→ What is being asked:
What the answer must contain is every line of the records, exactly, with no pictures.

Data items

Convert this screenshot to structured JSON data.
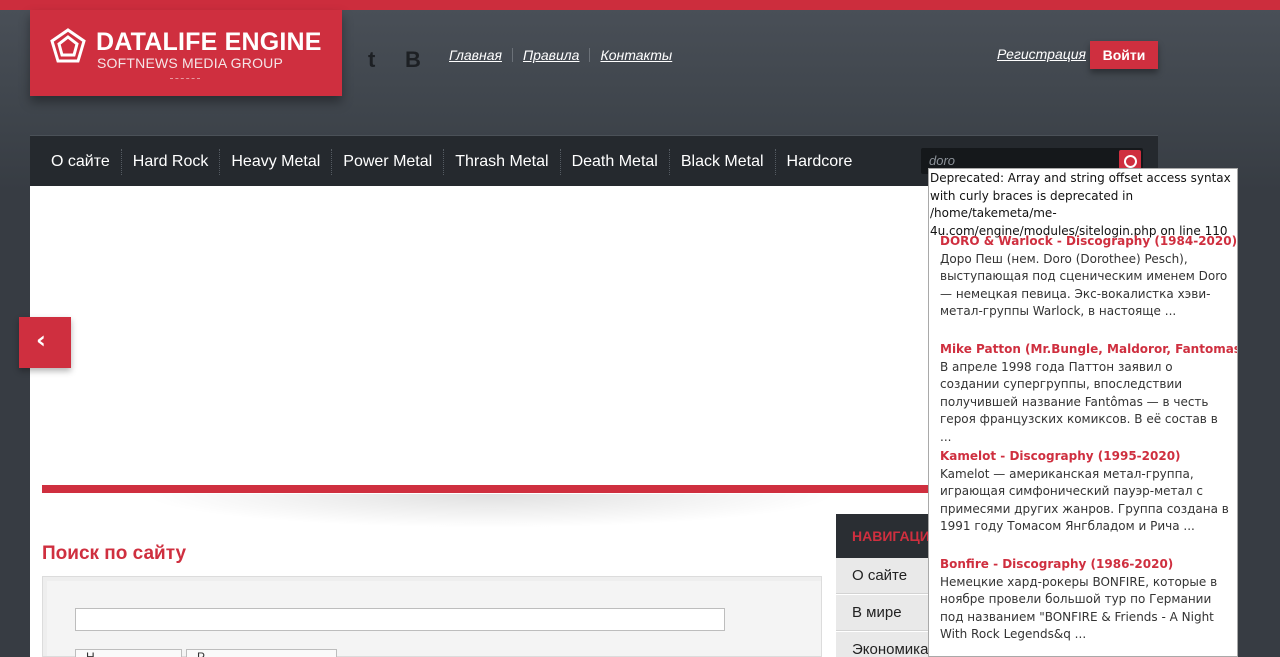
{
  "brand": {
    "title": "DATALIFE ENGINE",
    "subtitle": "SOFTNEWS MEDIA GROUP"
  },
  "social": {
    "twitter_glyph": "t",
    "vk_glyph": "B"
  },
  "top_links": [
    "Главная",
    "Правила",
    "Контакты"
  ],
  "auth": {
    "register_label": "Регистрация",
    "login_label": "Войти"
  },
  "nav": [
    "О сайте",
    "Hard Rock",
    "Heavy Metal",
    "Power Metal",
    "Thrash Metal",
    "Death Metal",
    "Black Metal",
    "Hardcore"
  ],
  "quick_search": {
    "value": "doro"
  },
  "search_results": {
    "warning": "Deprecated: Array and string offset access syntax with curly braces is deprecated in /home/takemeta/me-4u.com/engine/modules/sitelogin.php on line 110",
    "items": [
      {
        "title": "DORO & Warlock - Discography (1984-2020)",
        "snippet": "Доро Пеш (нем. Doro (Dorothee) Pesch), выступающая под сценическим именем Doro — немецкая певица. Экс-вокалистка хэви-метал-группы Warlock, в настояще ..."
      },
      {
        "title": "Mike Patton (Mr.Bungle, Maldoror, Fantomas, ...",
        "snippet": "В апреле 1998 года Паттон заявил о создании супергруппы, впоследствии получившей название Fantômas — в честь героя французских комиксов. В её состав в ..."
      },
      {
        "title": "Kamelot - Discography (1995-2020)",
        "snippet": "Kamelot — американская метал-группа, играющая симфонический пауэр-метал с примесями других жанров. Группа создана в 1991 году Томасом Янгбладом и Рича ..."
      },
      {
        "title": "Bonfire - Discography (1986-2020)",
        "snippet": "Немецкие хард-рокеры BONFIRE, которые в ноябре провели большой тур по Германии под названием \"BONFIRE & Friends - A Night With Rock Legends&q ..."
      }
    ]
  },
  "page": {
    "prev_arrow": "‹",
    "search_title": "Поиск по сайту",
    "button_a": "Н",
    "button_b": "Р"
  },
  "sidebar": {
    "heading": "НАВИГАЦИ",
    "items": [
      "О сайте",
      "В мире",
      "Экономика"
    ]
  },
  "colors": {
    "accent": "#cf2f3f",
    "nav_bg": "#25292e"
  }
}
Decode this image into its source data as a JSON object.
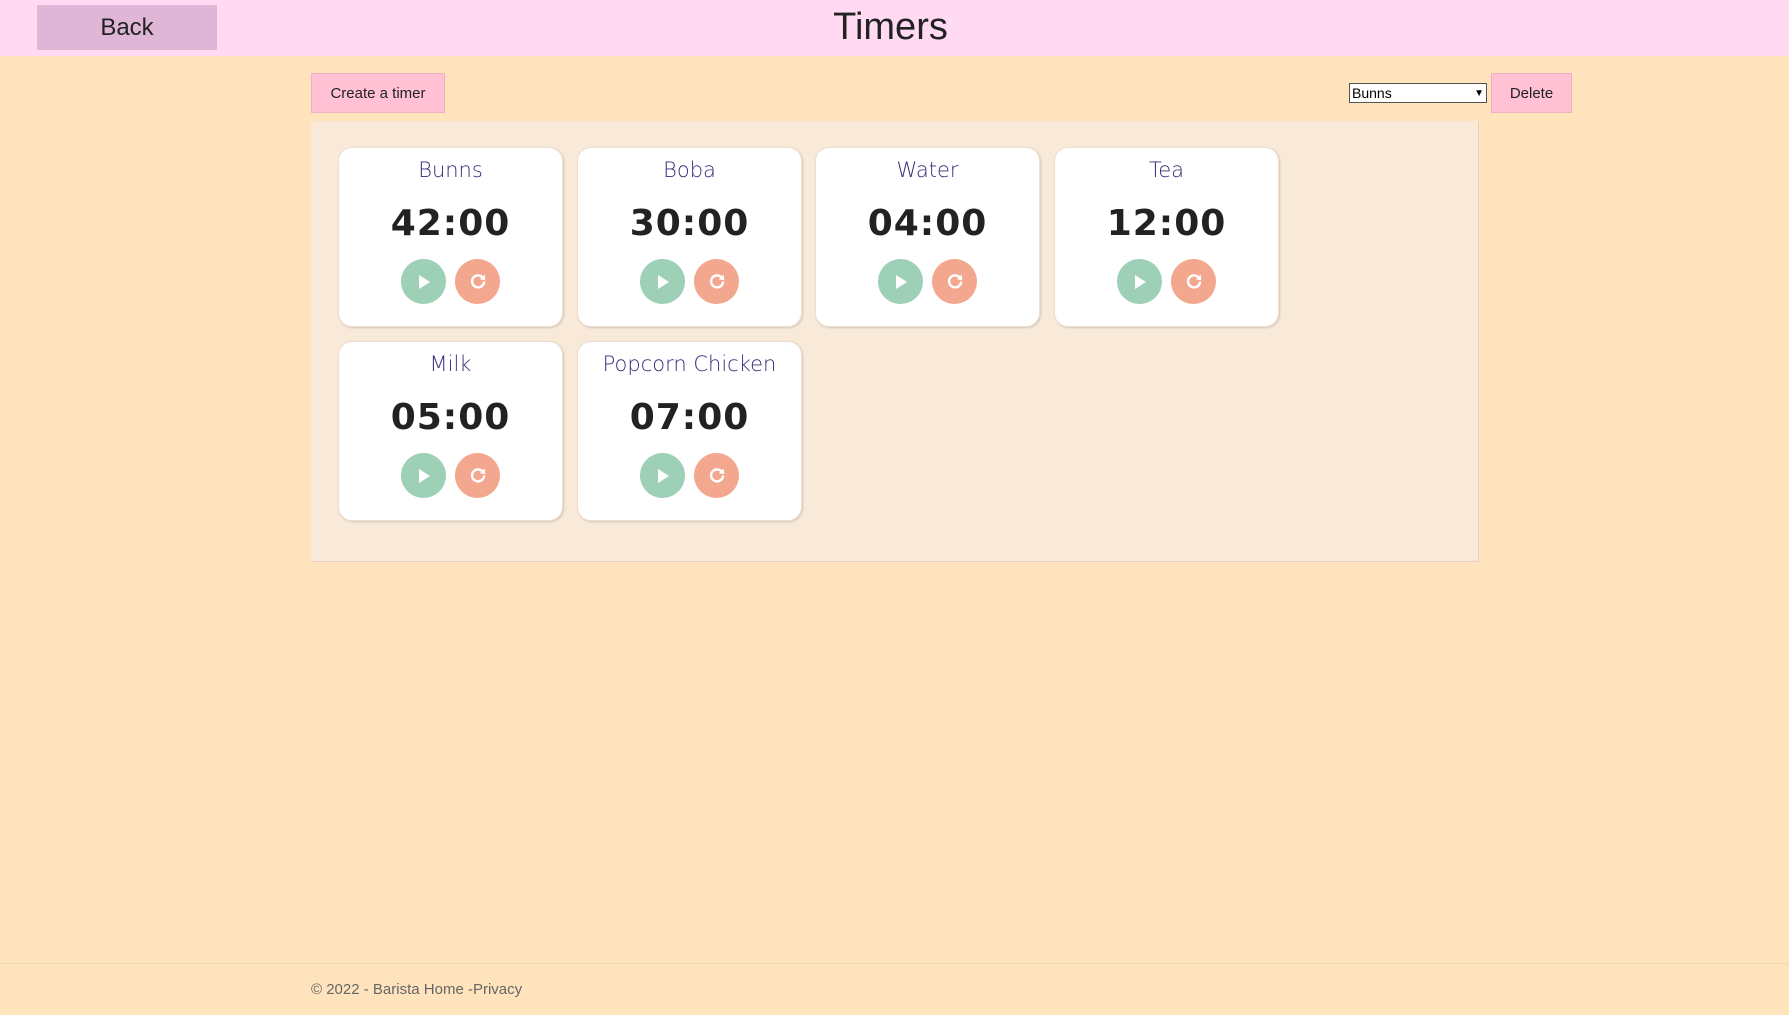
{
  "header": {
    "back_label": "Back",
    "title": "Timers"
  },
  "toolbar": {
    "create_label": "Create a timer",
    "select_value": "Bunns",
    "delete_label": "Delete"
  },
  "timers": [
    {
      "name": "Bunns",
      "time": "42:00",
      "play_icon": "play-icon",
      "reset_icon": "reset-icon"
    },
    {
      "name": "Boba",
      "time": "30:00",
      "play_icon": "play-icon",
      "reset_icon": "reset-icon"
    },
    {
      "name": "Water",
      "time": "04:00",
      "play_icon": "play-icon",
      "reset_icon": "reset-icon"
    },
    {
      "name": "Tea",
      "time": "12:00",
      "play_icon": "play-icon",
      "reset_icon": "reset-icon"
    },
    {
      "name": "Milk",
      "time": "05:00",
      "play_icon": "play-icon",
      "reset_icon": "reset-icon"
    },
    {
      "name": "Popcorn Chicken",
      "time": "07:00",
      "play_icon": "play-icon",
      "reset_icon": "reset-icon"
    }
  ],
  "footer": {
    "copyright": "© 2022 - Barista Home -",
    "privacy_link": "Privacy"
  },
  "colors": {
    "page_bg": "#ffe3bd",
    "header_bg": "#ffdaf2",
    "back_button": "#dfb6d6",
    "action_button": "#ffc1d3",
    "panel_bg": "#f8e9d8",
    "play_button": "#9dd0b7",
    "reset_button": "#f3a78f",
    "timer_name": "#3b2a7a"
  }
}
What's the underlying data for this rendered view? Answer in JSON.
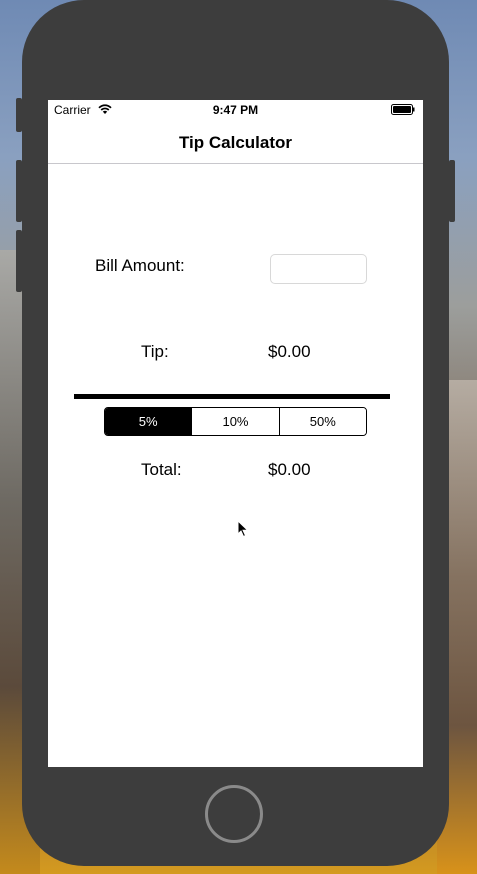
{
  "status_bar": {
    "carrier": "Carrier",
    "time": "9:47 PM",
    "wifi_icon": "wifi-icon",
    "battery_icon": "battery-full-icon"
  },
  "nav": {
    "title": "Tip Calculator"
  },
  "form": {
    "bill_label": "Bill Amount:",
    "bill_value": "",
    "tip_label": "Tip:",
    "tip_value": "$0.00",
    "segments": [
      "5%",
      "10%",
      "50%"
    ],
    "selected_segment": "5%",
    "total_label": "Total:",
    "total_value": "$0.00"
  },
  "colors": {
    "phone_frame": "#3d3d3d",
    "screen_bg": "#ffffff",
    "selected_segment_bg": "#000000"
  }
}
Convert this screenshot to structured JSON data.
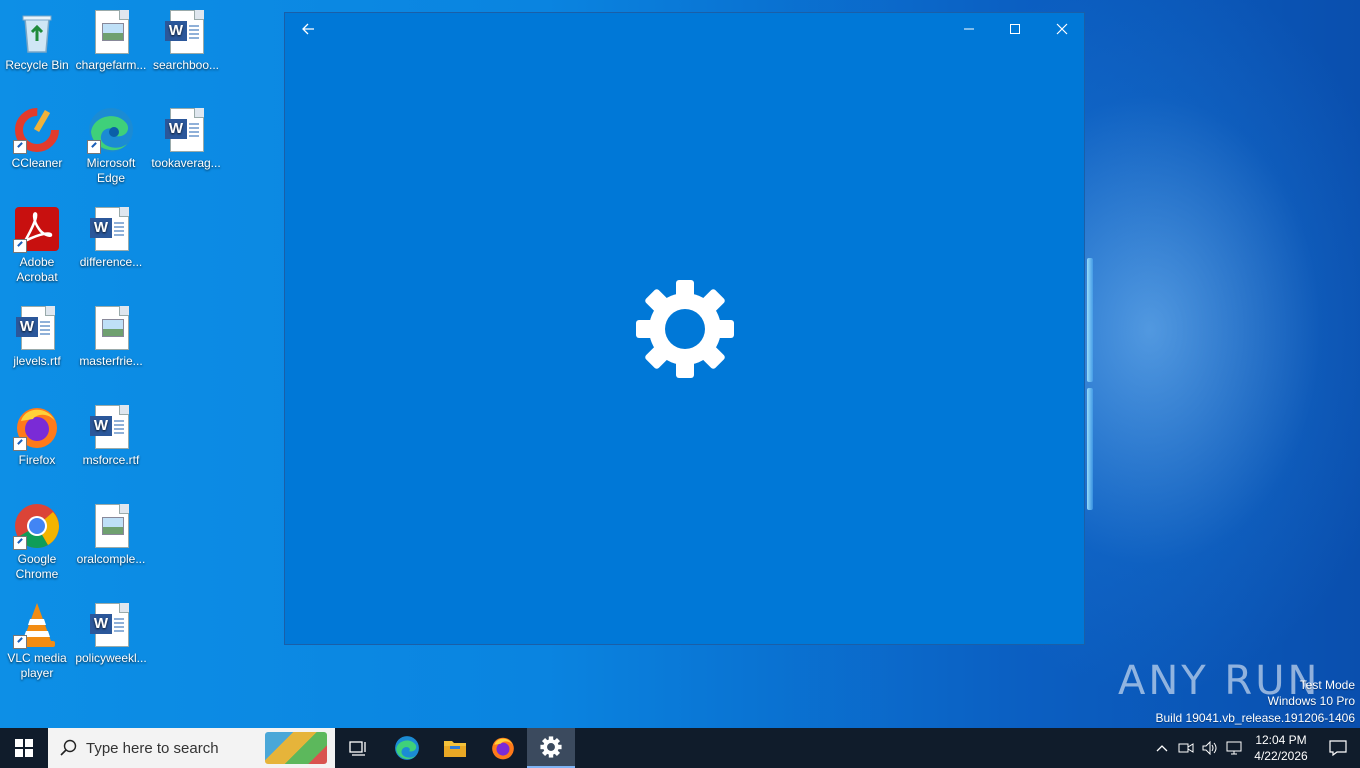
{
  "desktop": {
    "icons": [
      {
        "label": "Recycle Bin",
        "icon": "recycle-bin-icon"
      },
      {
        "label": "chargefarm...",
        "icon": "image-file-icon"
      },
      {
        "label": "searchboo...",
        "icon": "word-document-icon"
      },
      {
        "label": "CCleaner",
        "icon": "ccleaner-icon"
      },
      {
        "label": "Microsoft Edge",
        "icon": "edge-icon"
      },
      {
        "label": "tookaverag...",
        "icon": "word-document-icon"
      },
      {
        "label": "Adobe Acrobat",
        "icon": "acrobat-icon"
      },
      {
        "label": "difference...",
        "icon": "word-document-icon"
      },
      {
        "label": "jlevels.rtf",
        "icon": "word-document-icon"
      },
      {
        "label": "masterfrie...",
        "icon": "image-file-icon"
      },
      {
        "label": "Firefox",
        "icon": "firefox-icon"
      },
      {
        "label": "msforce.rtf",
        "icon": "word-document-icon"
      },
      {
        "label": "Google Chrome",
        "icon": "chrome-icon"
      },
      {
        "label": "oralcomple...",
        "icon": "image-file-icon"
      },
      {
        "label": "VLC media player",
        "icon": "vlc-icon"
      },
      {
        "label": "policyweekl...",
        "icon": "word-document-icon"
      }
    ]
  },
  "settings_window": {
    "back_icon": "back-arrow-icon",
    "minimize_glyph": "—",
    "maximize_glyph": "□",
    "close_glyph": "✕",
    "splash_icon": "gear-icon",
    "background": "#0078d7"
  },
  "watermark": {
    "brand": "ANY RUN",
    "line1": "Test Mode",
    "line2": "Windows 10 Pro",
    "line3": "Build 19041.vb_release.191206-1406"
  },
  "taskbar": {
    "search_placeholder": "Type here to search",
    "apps": [
      "task-view-icon",
      "edge-icon",
      "file-explorer-icon",
      "firefox-icon",
      "settings-icon"
    ],
    "clock_time": "12:04 PM",
    "clock_date": "4/22/2026"
  }
}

→ Output for this task:
Convert this screenshot to structured JSON data.
{
  "brand": {
    "title": "DATALIFE ENGINE",
    "subtitle": "SOFTNEWS MEDIA GROUP"
  },
  "social": {
    "twitter_glyph": "t",
    "vk_glyph": "B"
  },
  "top_links": [
    "Главная",
    "Правила",
    "Контакты"
  ],
  "auth": {
    "register_label": "Регистрация",
    "login_label": "Войти"
  },
  "nav": [
    "О сайте",
    "Hard Rock",
    "Heavy Metal",
    "Power Metal",
    "Thrash Metal",
    "Death Metal",
    "Black Metal",
    "Hardcore"
  ],
  "quick_search": {
    "value": "doro"
  },
  "search_results": {
    "warning": "Deprecated: Array and string offset access syntax with curly braces is deprecated in /home/takemeta/me-4u.com/engine/modules/sitelogin.php on line 110",
    "items": [
      {
        "title": "DORO & Warlock - Discography (1984-2020)",
        "snippet": "Доро Пеш (нем. Doro (Dorothee) Pesch), выступающая под сценическим именем Doro — немецкая певица. Экс-вокалистка хэви-метал-группы Warlock, в настояще ..."
      },
      {
        "title": "Mike Patton (Mr.Bungle, Maldoror, Fantomas, ...",
        "snippet": "В апреле 1998 года Паттон заявил о создании супергруппы, впоследствии получившей название Fantômas — в честь героя французских комиксов. В её состав в ..."
      },
      {
        "title": "Kamelot - Discography (1995-2020)",
        "snippet": "Kamelot — американская метал-группа, играющая симфонический пауэр-метал с примесями других жанров. Группа создана в 1991 году Томасом Янгбладом и Рича ..."
      },
      {
        "title": "Bonfire - Discography (1986-2020)",
        "snippet": "Немецкие хард-рокеры BONFIRE, которые в ноябре провели большой тур по Германии под названием \"BONFIRE & Friends - A Night With Rock Legends&q ..."
      }
    ]
  },
  "page": {
    "prev_arrow": "‹",
    "search_title": "Поиск по сайту",
    "button_a": "Н",
    "button_b": "Р"
  },
  "sidebar": {
    "heading": "НАВИГАЦИ",
    "items": [
      "О сайте",
      "В мире",
      "Экономика"
    ]
  },
  "colors": {
    "accent": "#cf2f3f",
    "nav_bg": "#25292e"
  }
}
Decode this image into its source data as a JSON object.
{
  "header": {
    "back_label": "Back",
    "title": "Timers"
  },
  "toolbar": {
    "create_label": "Create a timer",
    "select_value": "Bunns",
    "delete_label": "Delete"
  },
  "timers": [
    {
      "name": "Bunns",
      "time": "42:00",
      "play_icon": "play-icon",
      "reset_icon": "reset-icon"
    },
    {
      "name": "Boba",
      "time": "30:00",
      "play_icon": "play-icon",
      "reset_icon": "reset-icon"
    },
    {
      "name": "Water",
      "time": "04:00",
      "play_icon": "play-icon",
      "reset_icon": "reset-icon"
    },
    {
      "name": "Tea",
      "time": "12:00",
      "play_icon": "play-icon",
      "reset_icon": "reset-icon"
    },
    {
      "name": "Milk",
      "time": "05:00",
      "play_icon": "play-icon",
      "reset_icon": "reset-icon"
    },
    {
      "name": "Popcorn Chicken",
      "time": "07:00",
      "play_icon": "play-icon",
      "reset_icon": "reset-icon"
    }
  ],
  "footer": {
    "copyright": "© 2022 - Barista Home -",
    "privacy_link": "Privacy"
  },
  "colors": {
    "page_bg": "#ffe3bd",
    "header_bg": "#ffdaf2",
    "back_button": "#dfb6d6",
    "action_button": "#ffc1d3",
    "panel_bg": "#f8e9d8",
    "play_button": "#9dd0b7",
    "reset_button": "#f3a78f",
    "timer_name": "#3b2a7a"
  }
}
What's the underlying data for this rendered view? Answer in JSON.
{
  "status_bar": {
    "carrier": "Carrier",
    "time": "9:47 PM",
    "wifi_icon": "wifi-icon",
    "battery_icon": "battery-full-icon"
  },
  "nav": {
    "title": "Tip Calculator"
  },
  "form": {
    "bill_label": "Bill Amount:",
    "bill_value": "",
    "tip_label": "Tip:",
    "tip_value": "$0.00",
    "segments": [
      "5%",
      "10%",
      "50%"
    ],
    "selected_segment": "5%",
    "total_label": "Total:",
    "total_value": "$0.00"
  },
  "colors": {
    "phone_frame": "#3d3d3d",
    "screen_bg": "#ffffff",
    "selected_segment_bg": "#000000"
  }
}
Convert this screenshot to structured JSON data.
{
  "desktop": {
    "icons": [
      {
        "label": "Recycle Bin",
        "icon": "recycle-bin-icon"
      },
      {
        "label": "chargefarm...",
        "icon": "image-file-icon"
      },
      {
        "label": "searchboo...",
        "icon": "word-document-icon"
      },
      {
        "label": "CCleaner",
        "icon": "ccleaner-icon"
      },
      {
        "label": "Microsoft Edge",
        "icon": "edge-icon"
      },
      {
        "label": "tookaverag...",
        "icon": "word-document-icon"
      },
      {
        "label": "Adobe Acrobat",
        "icon": "acrobat-icon"
      },
      {
        "label": "difference...",
        "icon": "word-document-icon"
      },
      {
        "label": "jlevels.rtf",
        "icon": "word-document-icon"
      },
      {
        "label": "masterfrie...",
        "icon": "image-file-icon"
      },
      {
        "label": "Firefox",
        "icon": "firefox-icon"
      },
      {
        "label": "msforce.rtf",
        "icon": "word-document-icon"
      },
      {
        "label": "Google Chrome",
        "icon": "chrome-icon"
      },
      {
        "label": "oralcomple...",
        "icon": "image-file-icon"
      },
      {
        "label": "VLC media player",
        "icon": "vlc-icon"
      },
      {
        "label": "policyweekl...",
        "icon": "word-document-icon"
      }
    ]
  },
  "settings_window": {
    "back_icon": "back-arrow-icon",
    "minimize_glyph": "—",
    "maximize_glyph": "□",
    "close_glyph": "✕",
    "splash_icon": "gear-icon",
    "background": "#0078d7"
  },
  "watermark": {
    "brand": "ANY RUN",
    "line1": "Test Mode",
    "line2": "Windows 10 Pro",
    "line3": "Build 19041.vb_release.191206-1406"
  },
  "taskbar": {
    "search_placeholder": "Type here to search",
    "apps": [
      "task-view-icon",
      "edge-icon",
      "file-explorer-icon",
      "firefox-icon",
      "settings-icon"
    ],
    "clock_time": "12:04 PM",
    "clock_date": "4/22/2026"
  }
}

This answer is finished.